Collected data entries
--- --- ---

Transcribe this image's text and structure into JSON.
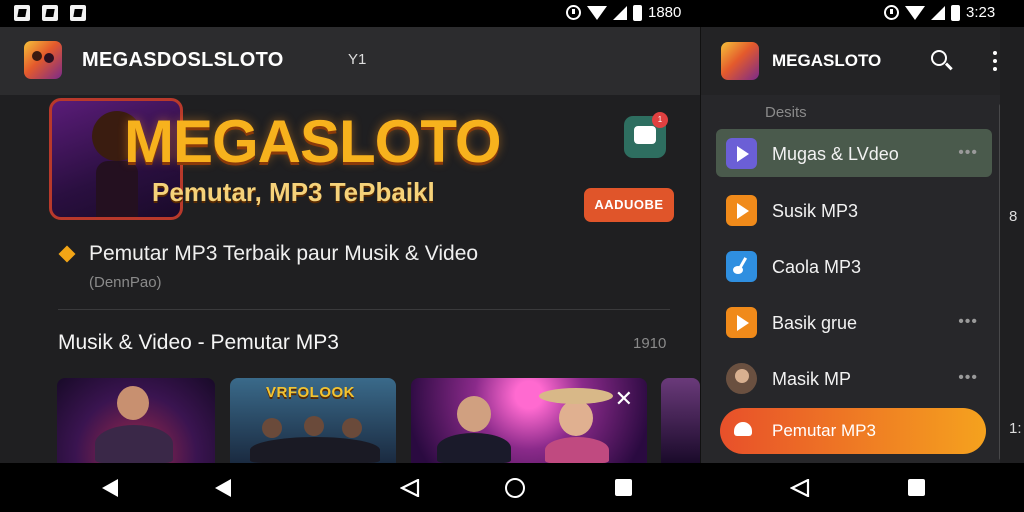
{
  "status_bar": {
    "left_time": "1880",
    "right_time": "3:23"
  },
  "app": {
    "title": "MEGASDOSLSLOTO",
    "header_action": "Y1"
  },
  "banner": {
    "brand": "MEGASLOTO",
    "subtitle": "Pemutar, MP3 TePbaikl",
    "button_label": "AADUOBE",
    "badge_count": "1"
  },
  "tagline": {
    "text": "Pemutar MP3 Terbaik paur Musik & Video",
    "sub": "(DennPao)"
  },
  "section": {
    "title": "Musik & Video - Pemutar MP3",
    "count": "1910"
  },
  "thumbnails": [
    {
      "title": ""
    },
    {
      "title": "VRFOLOOK"
    },
    {
      "title": ""
    },
    {
      "title": ""
    }
  ],
  "drawer": {
    "title": "MEGASLOTO",
    "section_label": "Desits",
    "items": [
      {
        "label": "Mugas & LVdeo",
        "icon": "play-icon",
        "color": "#6b5fd6",
        "active": true,
        "dots": true
      },
      {
        "label": "Susik MP3",
        "icon": "play-icon",
        "color": "#f08a1a",
        "active": false,
        "dots": false
      },
      {
        "label": "Caola MP3",
        "icon": "music-icon",
        "color": "#2f8fe0",
        "active": false,
        "dots": false
      },
      {
        "label": "Basik grue",
        "icon": "play-icon",
        "color": "#f08a1a",
        "active": false,
        "dots": true
      },
      {
        "label": "Masik MP",
        "icon": "avatar-icon",
        "color": "#6a5040",
        "active": false,
        "dots": true
      }
    ],
    "cta_label": "Pemutar MP3",
    "dots_glyph": "•••"
  },
  "edge": {
    "top": "8",
    "bottom": "1:"
  }
}
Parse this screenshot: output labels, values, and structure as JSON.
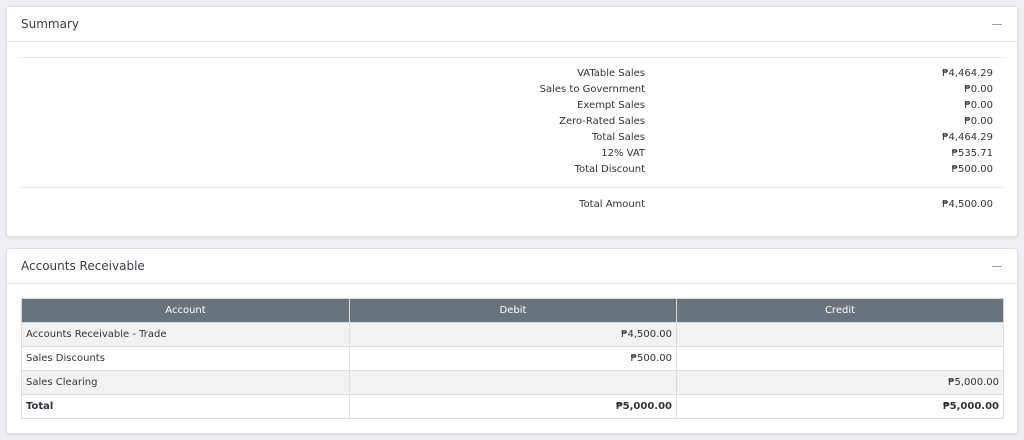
{
  "summary": {
    "title": "Summary",
    "rows": [
      {
        "label": "VATable Sales",
        "value": "₱4,464.29"
      },
      {
        "label": "Sales to Government",
        "value": "₱0.00"
      },
      {
        "label": "Exempt Sales",
        "value": "₱0.00"
      },
      {
        "label": "Zero-Rated Sales",
        "value": "₱0.00"
      },
      {
        "label": "Total Sales",
        "value": "₱4,464.29"
      },
      {
        "label": "12% VAT",
        "value": "₱535.71"
      },
      {
        "label": "Total Discount",
        "value": "₱500.00"
      }
    ],
    "total": {
      "label": "Total Amount",
      "value": "₱4,500.00"
    }
  },
  "accounts_receivable": {
    "title": "Accounts Receivable",
    "columns": [
      "Account",
      "Debit",
      "Credit"
    ],
    "rows": [
      {
        "account": "Accounts Receivable - Trade",
        "debit": "₱4,500.00",
        "credit": ""
      },
      {
        "account": "Sales Discounts",
        "debit": "₱500.00",
        "credit": ""
      },
      {
        "account": "Sales Clearing",
        "debit": "",
        "credit": "₱5,000.00"
      }
    ],
    "total": {
      "account": "Total",
      "debit": "₱5,000.00",
      "credit": "₱5,000.00"
    }
  },
  "icons": {
    "collapse": "minus-icon"
  },
  "colors": {
    "table_header_bg": "#69737c",
    "page_bg": "#eef0f3"
  }
}
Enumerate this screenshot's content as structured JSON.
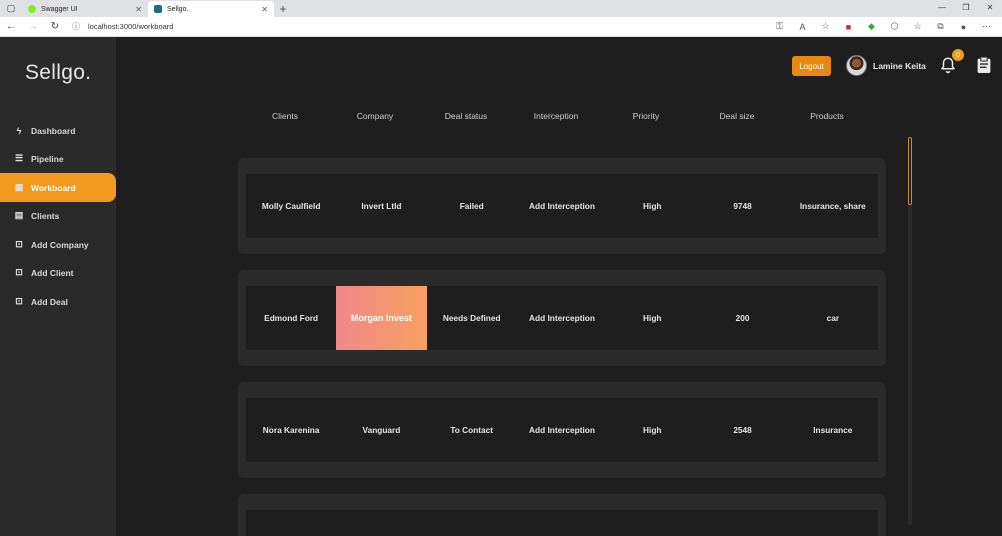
{
  "browser": {
    "tabs": [
      {
        "title": "Swagger UI",
        "fav_color": "#85ea2d"
      },
      {
        "title": "Sellgo.",
        "fav_color": "#1f6f7a"
      }
    ],
    "url": "localhost:3000/workboard"
  },
  "app": {
    "logo": "Sellgo.",
    "nav": [
      {
        "label": "Dashboard",
        "icon": "bolt-icon",
        "glyph": "ϟ"
      },
      {
        "label": "Pipeline",
        "icon": "list-icon",
        "glyph": "☰"
      },
      {
        "label": "Workboard",
        "icon": "grid-icon",
        "glyph": "▦"
      },
      {
        "label": "Clients",
        "icon": "clients-icon",
        "glyph": "▤"
      },
      {
        "label": "Add Company",
        "icon": "add-company-icon",
        "glyph": "⊡"
      },
      {
        "label": "Add Client",
        "icon": "add-client-icon",
        "glyph": "⊡"
      },
      {
        "label": "Add Deal",
        "icon": "add-deal-icon",
        "glyph": "⊡"
      }
    ],
    "active_nav": "Workboard",
    "accent": "#f39a1e"
  },
  "header": {
    "logout_label": "Logout",
    "user_name": "Lamine Keita",
    "notification_count": "0"
  },
  "table": {
    "columns": [
      "Clients",
      "Company",
      "Deal status",
      "Interception",
      "Priority",
      "Deal size",
      "Products"
    ],
    "rows": [
      [
        "Molly Caulfield",
        "Invert Ltld",
        "Failed",
        "Add Interception",
        "High",
        "9748",
        "Insurance, share"
      ],
      [
        "Edmond Ford",
        "Morgan Invest",
        "Needs Defined",
        "Add Interception",
        "High",
        "200",
        "car"
      ],
      [
        "Nora Karenina",
        "Vanguard",
        "To Contact",
        "Add Interception",
        "High",
        "2548",
        "Insurance"
      ]
    ]
  }
}
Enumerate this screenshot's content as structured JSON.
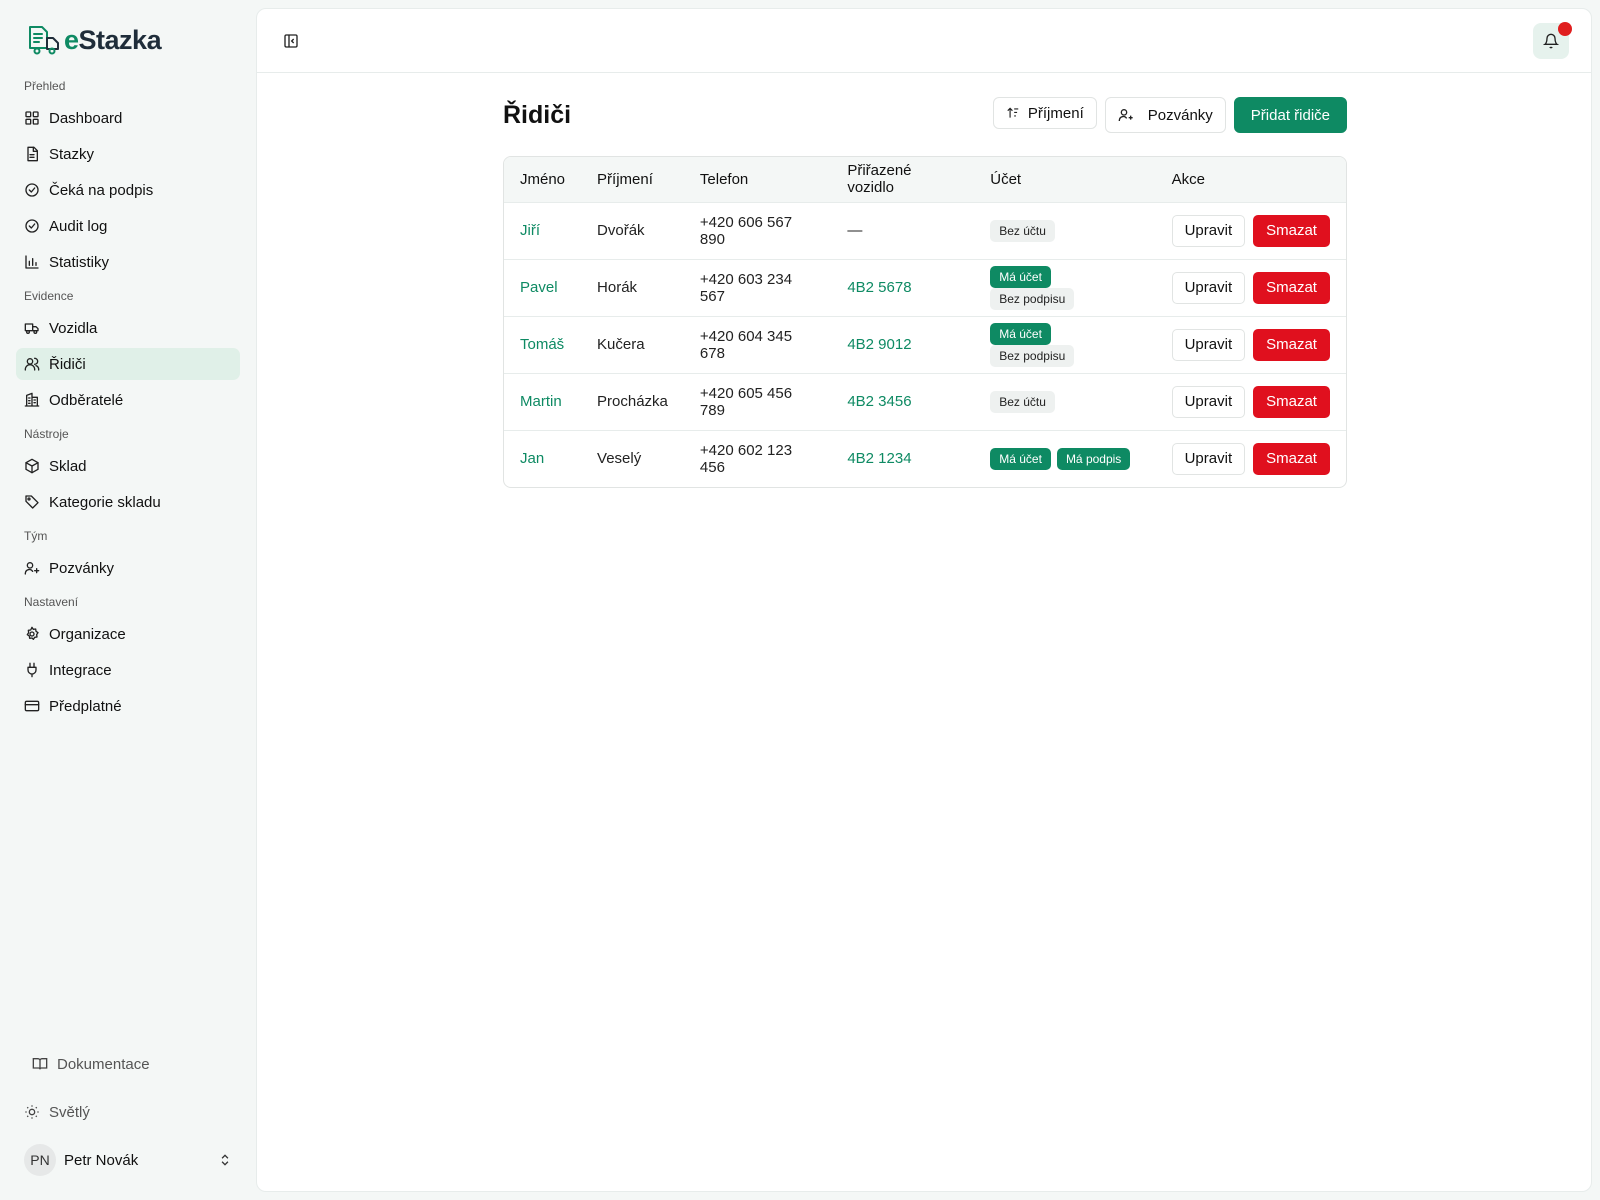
{
  "app": {
    "logo_prefix": "e",
    "logo_suffix": "Stazka"
  },
  "sidebar": {
    "groups": [
      {
        "label": "Přehled",
        "items": [
          {
            "label": "Dashboard",
            "icon": "grid-icon"
          },
          {
            "label": "Stazky",
            "icon": "document-icon"
          },
          {
            "label": "Čeká na podpis",
            "icon": "check-circle-icon"
          },
          {
            "label": "Audit log",
            "icon": "check-circle-icon"
          },
          {
            "label": "Statistiky",
            "icon": "bar-chart-icon"
          }
        ]
      },
      {
        "label": "Evidence",
        "items": [
          {
            "label": "Vozidla",
            "icon": "truck-icon"
          },
          {
            "label": "Řidiči",
            "icon": "users-icon",
            "active": true
          },
          {
            "label": "Odběratelé",
            "icon": "building-icon"
          }
        ]
      },
      {
        "label": "Nástroje",
        "items": [
          {
            "label": "Sklad",
            "icon": "box-icon"
          },
          {
            "label": "Kategorie skladu",
            "icon": "tag-icon"
          }
        ]
      },
      {
        "label": "Tým",
        "items": [
          {
            "label": "Pozvánky",
            "icon": "user-plus-icon"
          }
        ]
      },
      {
        "label": "Nastavení",
        "items": [
          {
            "label": "Organizace",
            "icon": "gear-icon"
          },
          {
            "label": "Integrace",
            "icon": "plug-icon"
          },
          {
            "label": "Předplatné",
            "icon": "credit-card-icon"
          }
        ]
      }
    ],
    "docs_label": "Dokumentace",
    "theme_label": "Světlý",
    "user": {
      "initials": "PN",
      "name": "Petr Novák"
    }
  },
  "page": {
    "title": "Řidiči",
    "sort_label": "Příjmení",
    "invites_label": "Pozvánky",
    "add_label": "Přidat řidiče"
  },
  "table": {
    "columns": [
      "Jméno",
      "Příjmení",
      "Telefon",
      "Přiřazené vozidlo",
      "Účet",
      "Akce"
    ],
    "rows": [
      {
        "first": "Jiří",
        "last": "Dvořák",
        "phone": "+420 606 567 890",
        "vehicle": "—",
        "badges": [
          {
            "text": "Bez účtu",
            "kind": "grey"
          }
        ]
      },
      {
        "first": "Pavel",
        "last": "Horák",
        "phone": "+420 603 234 567",
        "vehicle": "4B2 5678",
        "badges": [
          {
            "text": "Má účet",
            "kind": "green"
          },
          {
            "text": "Bez podpisu",
            "kind": "grey"
          }
        ]
      },
      {
        "first": "Tomáš",
        "last": "Kučera",
        "phone": "+420 604 345 678",
        "vehicle": "4B2 9012",
        "badges": [
          {
            "text": "Má účet",
            "kind": "green"
          },
          {
            "text": "Bez podpisu",
            "kind": "grey"
          }
        ]
      },
      {
        "first": "Martin",
        "last": "Procházka",
        "phone": "+420 605 456 789",
        "vehicle": "4B2 3456",
        "badges": [
          {
            "text": "Bez účtu",
            "kind": "grey"
          }
        ]
      },
      {
        "first": "Jan",
        "last": "Veselý",
        "phone": "+420 602 123 456",
        "vehicle": "4B2 1234",
        "badges": [
          {
            "text": "Má účet",
            "kind": "green"
          },
          {
            "text": "Má podpis",
            "kind": "green"
          }
        ]
      }
    ],
    "edit_label": "Upravit",
    "delete_label": "Smazat"
  },
  "colors": {
    "accent": "#0e8a63",
    "danger": "#e0101e",
    "active_bg": "#e0f0e8"
  }
}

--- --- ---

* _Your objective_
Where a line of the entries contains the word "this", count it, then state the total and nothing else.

* _Exercise result_
4